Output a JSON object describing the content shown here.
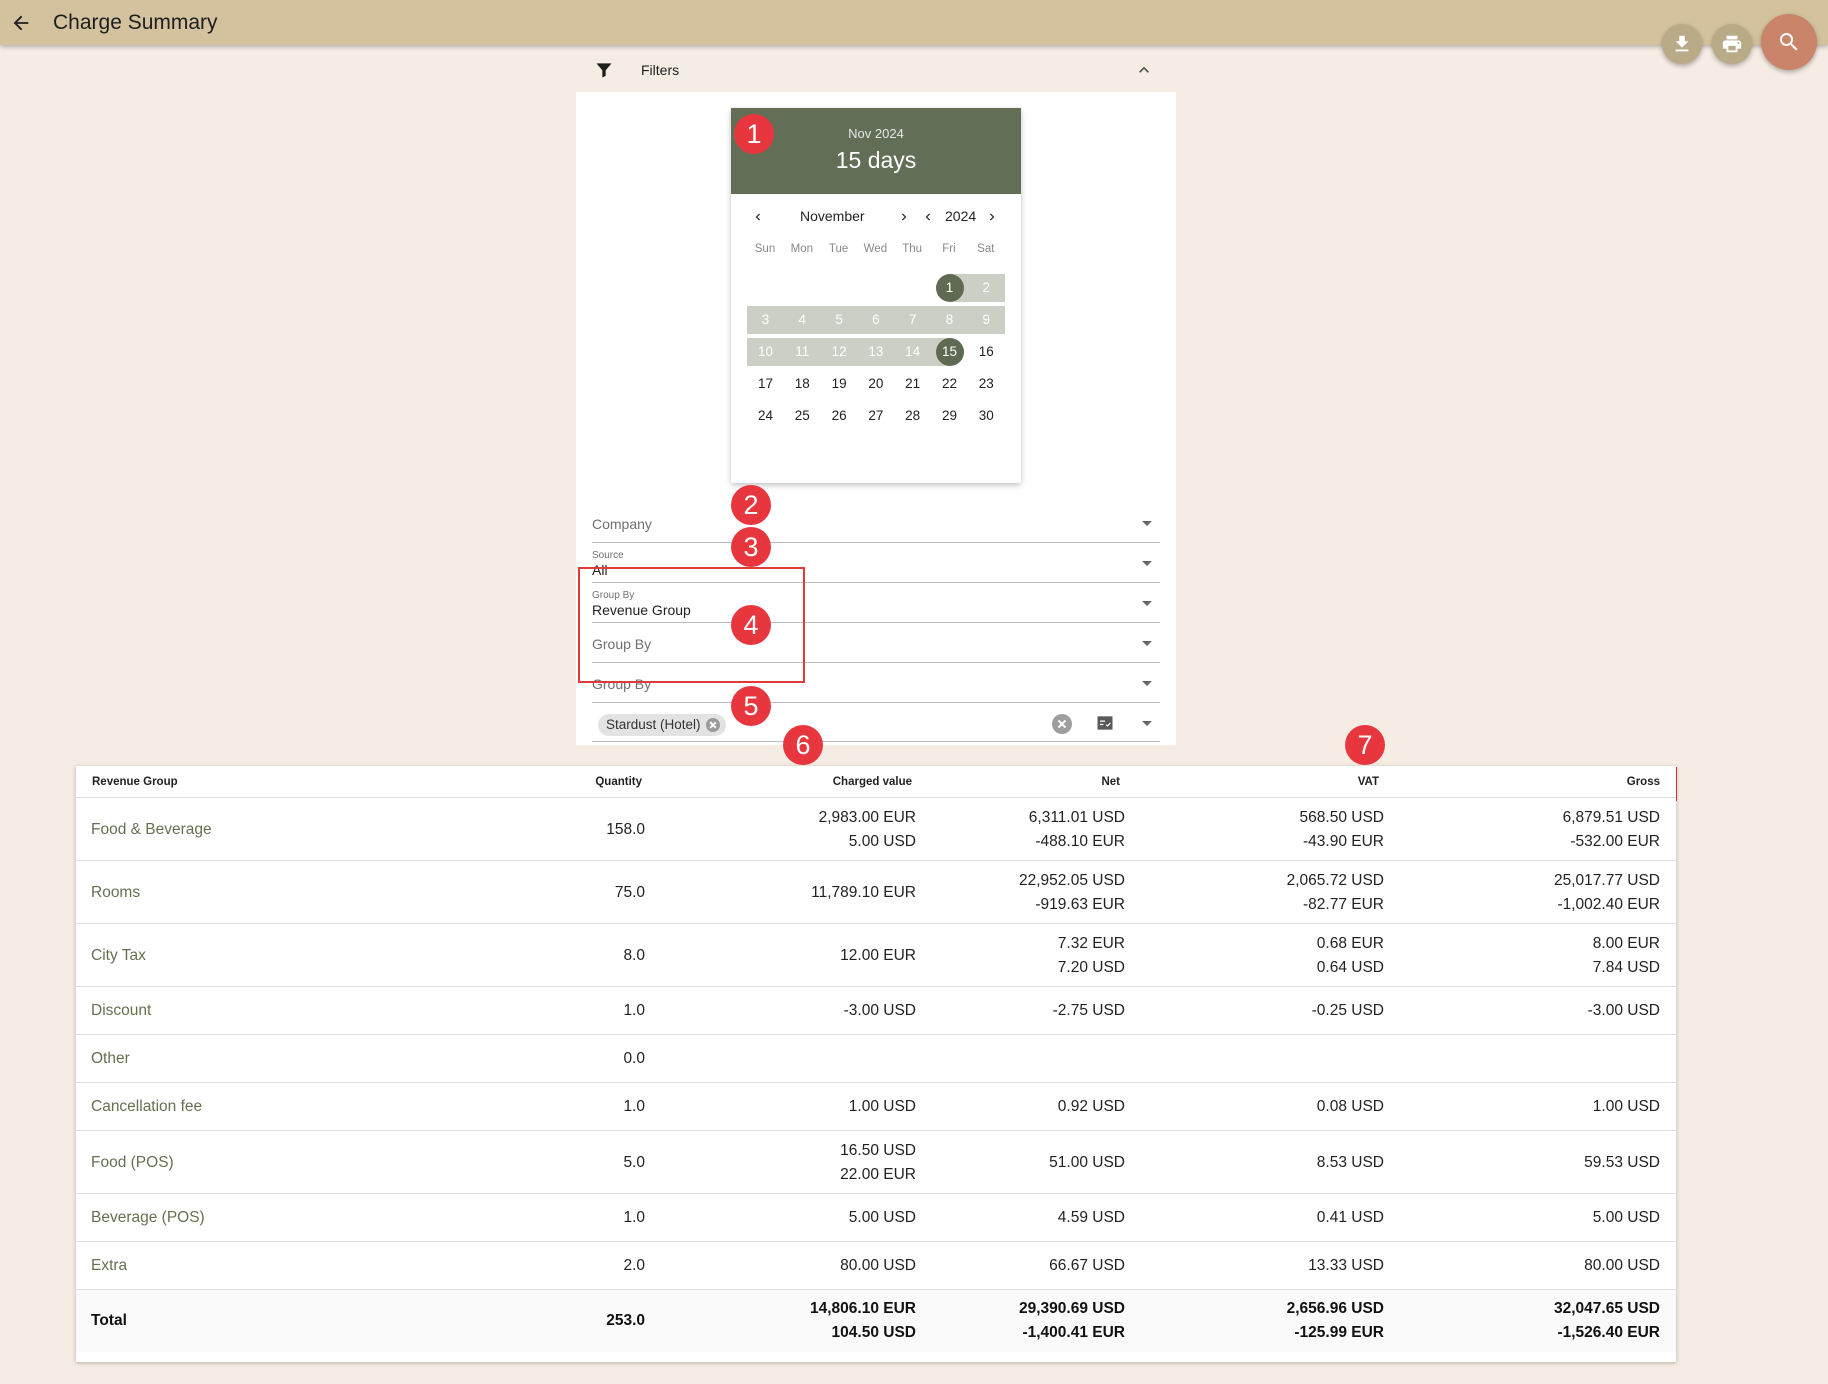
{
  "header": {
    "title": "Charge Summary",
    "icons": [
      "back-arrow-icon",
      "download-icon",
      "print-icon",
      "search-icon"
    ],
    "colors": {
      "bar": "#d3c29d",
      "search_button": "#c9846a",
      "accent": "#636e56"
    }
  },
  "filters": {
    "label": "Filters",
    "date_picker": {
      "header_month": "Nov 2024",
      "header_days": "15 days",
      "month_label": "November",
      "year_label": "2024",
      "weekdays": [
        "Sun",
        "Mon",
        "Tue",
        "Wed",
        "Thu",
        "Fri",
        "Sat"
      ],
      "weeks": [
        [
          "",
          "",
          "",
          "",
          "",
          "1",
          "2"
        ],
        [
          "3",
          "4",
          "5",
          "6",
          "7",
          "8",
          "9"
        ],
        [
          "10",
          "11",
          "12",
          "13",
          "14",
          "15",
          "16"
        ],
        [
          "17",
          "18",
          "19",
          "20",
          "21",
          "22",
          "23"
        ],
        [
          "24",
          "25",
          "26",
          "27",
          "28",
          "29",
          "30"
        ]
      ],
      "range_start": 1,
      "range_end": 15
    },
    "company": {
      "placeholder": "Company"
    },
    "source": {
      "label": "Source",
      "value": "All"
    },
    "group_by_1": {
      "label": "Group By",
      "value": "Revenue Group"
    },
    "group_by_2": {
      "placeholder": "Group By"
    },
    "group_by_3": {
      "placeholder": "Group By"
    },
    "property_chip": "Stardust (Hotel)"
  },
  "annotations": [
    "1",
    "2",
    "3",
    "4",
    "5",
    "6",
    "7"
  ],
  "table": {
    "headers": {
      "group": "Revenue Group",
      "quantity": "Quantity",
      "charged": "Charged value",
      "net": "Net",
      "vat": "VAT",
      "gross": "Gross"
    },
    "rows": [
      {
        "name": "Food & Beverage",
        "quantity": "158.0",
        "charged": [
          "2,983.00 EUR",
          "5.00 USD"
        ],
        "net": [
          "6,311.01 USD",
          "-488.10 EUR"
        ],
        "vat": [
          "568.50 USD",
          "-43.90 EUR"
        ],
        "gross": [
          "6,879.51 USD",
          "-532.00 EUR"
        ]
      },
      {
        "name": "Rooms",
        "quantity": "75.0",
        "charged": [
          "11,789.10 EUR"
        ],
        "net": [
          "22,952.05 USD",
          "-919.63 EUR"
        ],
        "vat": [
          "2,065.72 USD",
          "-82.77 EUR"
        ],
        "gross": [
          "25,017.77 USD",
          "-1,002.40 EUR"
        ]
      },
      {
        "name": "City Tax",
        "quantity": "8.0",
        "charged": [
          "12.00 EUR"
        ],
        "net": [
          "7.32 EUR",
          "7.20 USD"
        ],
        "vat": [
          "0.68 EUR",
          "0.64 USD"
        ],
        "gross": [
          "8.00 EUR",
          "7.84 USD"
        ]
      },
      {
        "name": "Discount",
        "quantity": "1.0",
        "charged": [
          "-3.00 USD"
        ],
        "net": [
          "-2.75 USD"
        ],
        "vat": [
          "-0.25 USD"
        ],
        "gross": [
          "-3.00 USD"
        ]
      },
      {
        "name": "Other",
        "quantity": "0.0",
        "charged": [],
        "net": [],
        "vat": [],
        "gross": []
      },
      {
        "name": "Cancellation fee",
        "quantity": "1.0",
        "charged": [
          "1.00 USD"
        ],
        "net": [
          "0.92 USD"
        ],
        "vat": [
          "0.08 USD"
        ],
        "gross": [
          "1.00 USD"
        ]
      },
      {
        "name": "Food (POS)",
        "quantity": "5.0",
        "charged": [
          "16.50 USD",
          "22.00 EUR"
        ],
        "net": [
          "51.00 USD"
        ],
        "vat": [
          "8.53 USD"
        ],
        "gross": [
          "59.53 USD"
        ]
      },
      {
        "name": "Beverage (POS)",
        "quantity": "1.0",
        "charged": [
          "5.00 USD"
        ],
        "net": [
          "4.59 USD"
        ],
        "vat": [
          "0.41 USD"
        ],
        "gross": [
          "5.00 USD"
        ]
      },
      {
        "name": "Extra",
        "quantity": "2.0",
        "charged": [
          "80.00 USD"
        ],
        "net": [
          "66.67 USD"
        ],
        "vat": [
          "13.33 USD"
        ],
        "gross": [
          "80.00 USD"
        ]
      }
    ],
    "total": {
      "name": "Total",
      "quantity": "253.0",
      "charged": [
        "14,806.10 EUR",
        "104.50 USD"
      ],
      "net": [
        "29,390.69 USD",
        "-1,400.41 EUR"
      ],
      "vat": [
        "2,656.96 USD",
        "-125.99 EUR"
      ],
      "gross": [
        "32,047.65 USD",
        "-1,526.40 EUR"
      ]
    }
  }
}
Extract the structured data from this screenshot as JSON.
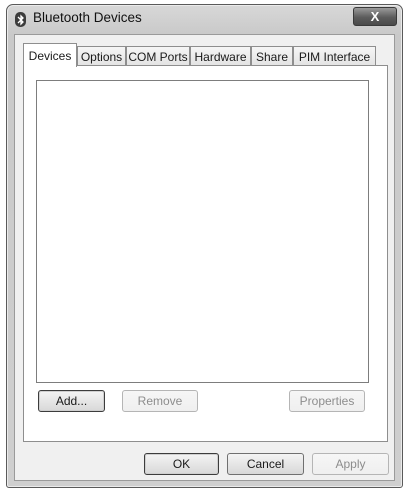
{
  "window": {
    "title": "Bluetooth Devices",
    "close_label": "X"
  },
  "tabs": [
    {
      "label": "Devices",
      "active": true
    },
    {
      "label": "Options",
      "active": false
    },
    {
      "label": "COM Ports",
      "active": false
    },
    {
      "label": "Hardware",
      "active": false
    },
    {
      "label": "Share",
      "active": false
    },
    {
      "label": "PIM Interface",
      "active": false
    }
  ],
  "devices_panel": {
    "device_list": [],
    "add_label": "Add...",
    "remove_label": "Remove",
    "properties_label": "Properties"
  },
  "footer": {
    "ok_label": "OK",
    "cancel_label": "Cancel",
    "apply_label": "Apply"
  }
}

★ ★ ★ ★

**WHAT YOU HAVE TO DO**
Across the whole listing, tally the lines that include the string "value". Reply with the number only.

**OUTPUT FOR THIS EXERCISE**
3